The media has made day trading activities seem glamorous. The notion is, Why work hard when you can simply sit at your computer a few hours a day and make lots of money? Meanwhile, the data suggests that the vast majority of day traders are losing money. People hear these second-hand stories of successful day traders and it doesn’t matter that one in 20 may be succeeding, because the other 19 aren’t talking about it. Selective reporting and the media are portraying a positive image. The other interesting piece here is that the concept of electronic trading isn’t bad. The notion that you can execute a trade for $8 to $20, instead of $50 or $70, is one that I like. But the problem isn’t the electronically based trades, it’s the frequency of trades that are being performed by day traders who are paying $8, $8, $8, $8, $8, $8. Cumulatively, they’re spending a lot of money on transaction costs.

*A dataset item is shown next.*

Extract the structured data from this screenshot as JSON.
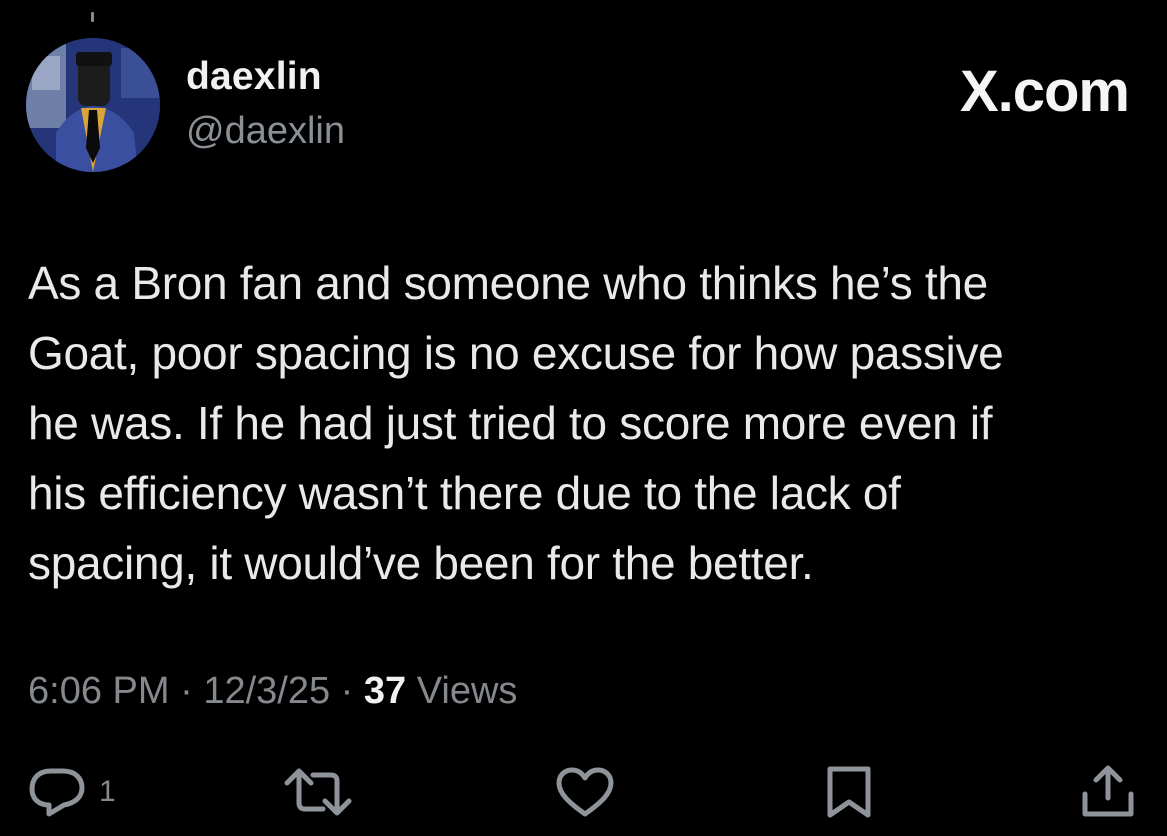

Let’s consider your typical 26-year-old, bright technical guy who quits his day job to be a day trader. He’s buying a stock at a particular moment in time. Who do you think knows more? The day trader or the significant New York-based Wall Street firm that uses supercomputers to make wise investment decisions? You’re a bright, 26-year-old professional who just quit your well-paying job to make it on your own. Why in the world do you think you can out-perform Goldman-Sachs? That’s essentially what you’re betting when you’re making multiple transactions.

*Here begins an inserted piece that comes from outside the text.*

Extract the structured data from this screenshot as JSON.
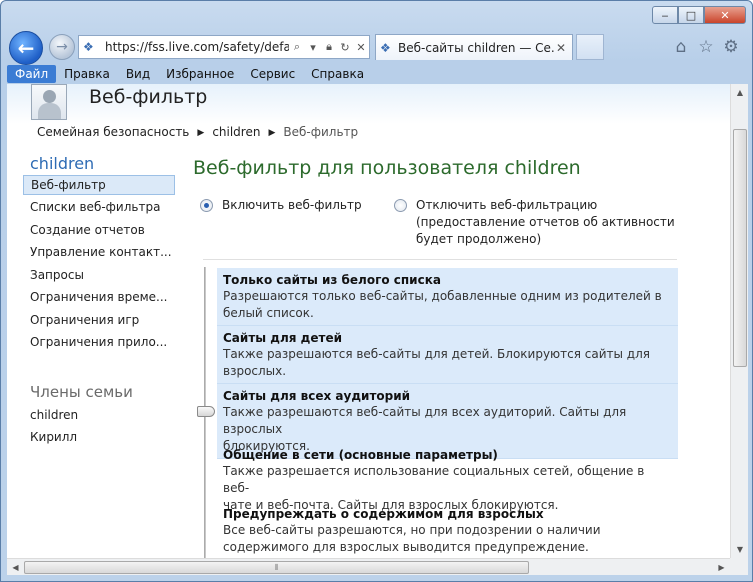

A wise investment strategy means figuring out your asset allocation between stocks and bonds. Investing in a very low-cost manner could either mean buying index funds or buying specific stocks and holding onto them for many, many years. Any kind of investment approach, whether it’s actively managed mutual funds or day trading, is bound in the aggregate to under-perform the market because of the transaction fees involved. So this isn’t even speculative on whether most day traders are making a mistake. We can analytically say that they have to be making a mistake.

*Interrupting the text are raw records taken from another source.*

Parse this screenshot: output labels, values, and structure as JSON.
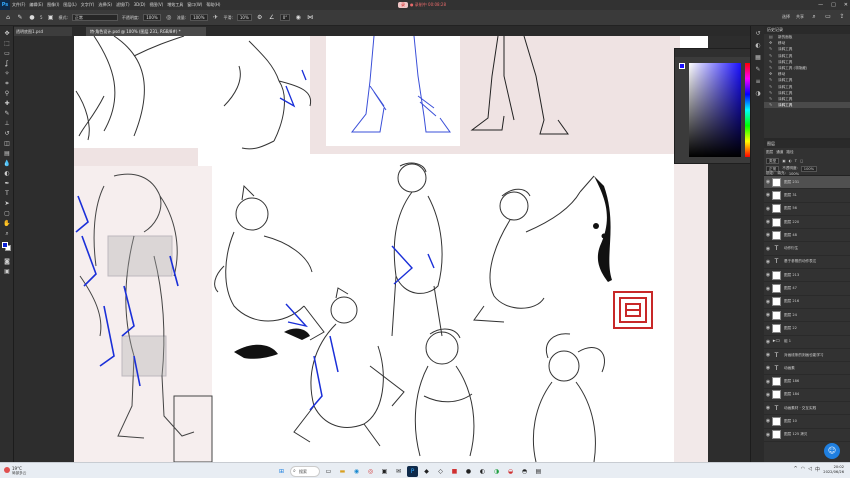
{
  "menu": {
    "items": [
      "文件(F)",
      "编辑(E)",
      "图像(I)",
      "图层(L)",
      "文字(Y)",
      "选择(S)",
      "滤镜(T)",
      "3D(D)",
      "视图(V)",
      "增效工具",
      "窗口(W)",
      "帮助(H)"
    ]
  },
  "recording": {
    "label": "录",
    "time": "● 录制中 00:08:28"
  },
  "options": {
    "brush_size": "5",
    "mode_label": "模式:",
    "mode_value": "正常",
    "opacity_label": "不透明度:",
    "opacity_value": "100%",
    "flow_label": "流量:",
    "flow_value": "100%",
    "smooth_label": "平滑:",
    "smooth_value": "10%",
    "angle_value": "0°",
    "right_a": "选择",
    "right_b": "共享"
  },
  "document": {
    "tab_small": "透明底图1.psd",
    "tab_title": "特·角色设计.psd @ 100% (图层 231, RGB/8#) *"
  },
  "picker": {
    "fg_color": "#1a10ff",
    "hex_label": ""
  },
  "history": {
    "title": "历史记录",
    "items": [
      {
        "icon": "doc",
        "label": "新的面板"
      },
      {
        "icon": "move",
        "label": "移动"
      },
      {
        "icon": "brush",
        "label": "涂鸦工具"
      },
      {
        "icon": "brush",
        "label": "涂鸦工具"
      },
      {
        "icon": "brush",
        "label": "涂鸦工具"
      },
      {
        "icon": "brush",
        "label": "涂鸦工具 (非隐藏)"
      },
      {
        "icon": "move",
        "label": "移动"
      },
      {
        "icon": "brush",
        "label": "涂鸦工具"
      },
      {
        "icon": "brush",
        "label": "涂鸦工具"
      },
      {
        "icon": "brush",
        "label": "涂鸦工具"
      },
      {
        "icon": "brush",
        "label": "涂鸦工具"
      },
      {
        "icon": "brush",
        "label": "涂鸦工具"
      }
    ]
  },
  "layers": {
    "title": "图层",
    "tabs": [
      "图层",
      "通道",
      "路径"
    ],
    "kind_label": "类型",
    "blend_mode": "正常",
    "opacity_label": "不透明度:",
    "opacity_value": "100%",
    "lock_label": "锁定:",
    "fill_label": "填充:",
    "fill_value": "100%",
    "rows": [
      {
        "type": "pixel",
        "name": "图层 231",
        "selected": true
      },
      {
        "type": "pixel",
        "name": "图层 31"
      },
      {
        "type": "pixel",
        "name": "图层 56"
      },
      {
        "type": "pixel",
        "name": "图层 220"
      },
      {
        "type": "pixel",
        "name": "图层 48"
      },
      {
        "type": "text",
        "name": "动作衍生"
      },
      {
        "type": "text",
        "name": "基于参照的动作表达"
      },
      {
        "type": "pixel",
        "name": "图层 213"
      },
      {
        "type": "pixel",
        "name": "图层 47"
      },
      {
        "type": "pixel",
        "name": "图层 216"
      },
      {
        "type": "pixel",
        "name": "图层 24"
      },
      {
        "type": "pixel",
        "name": "图层 22"
      },
      {
        "type": "folder",
        "name": "组 1"
      },
      {
        "type": "text",
        "name": "对画线条的刻画也能学习"
      },
      {
        "type": "text",
        "name": "动画素"
      },
      {
        "type": "pixel",
        "name": "图层 186"
      },
      {
        "type": "pixel",
        "name": "图层 184"
      },
      {
        "type": "text",
        "name": "动画素材 · 交互实践"
      },
      {
        "type": "pixel",
        "name": "图层 10"
      },
      {
        "type": "pixel",
        "name": "图层 125 拷贝"
      }
    ]
  },
  "taskbar": {
    "weather_temp": "19°C",
    "weather_desc": "局部多云",
    "search_label": "搜索",
    "time": "20:02",
    "date": "2022/06/26"
  }
}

Instead of paying thousands of dollars a year for financial advice, I recommend that you buy a good investment book. For example, Jane Bryant Quinn writes very sensible investment advice. Buy one of her books, think through your asset allocations, and then buy and hold in a fairly low-cost manner. There’s absolutely no reason for a typical, successful professional to be paying one to two percent of their wealth each year for investment advice.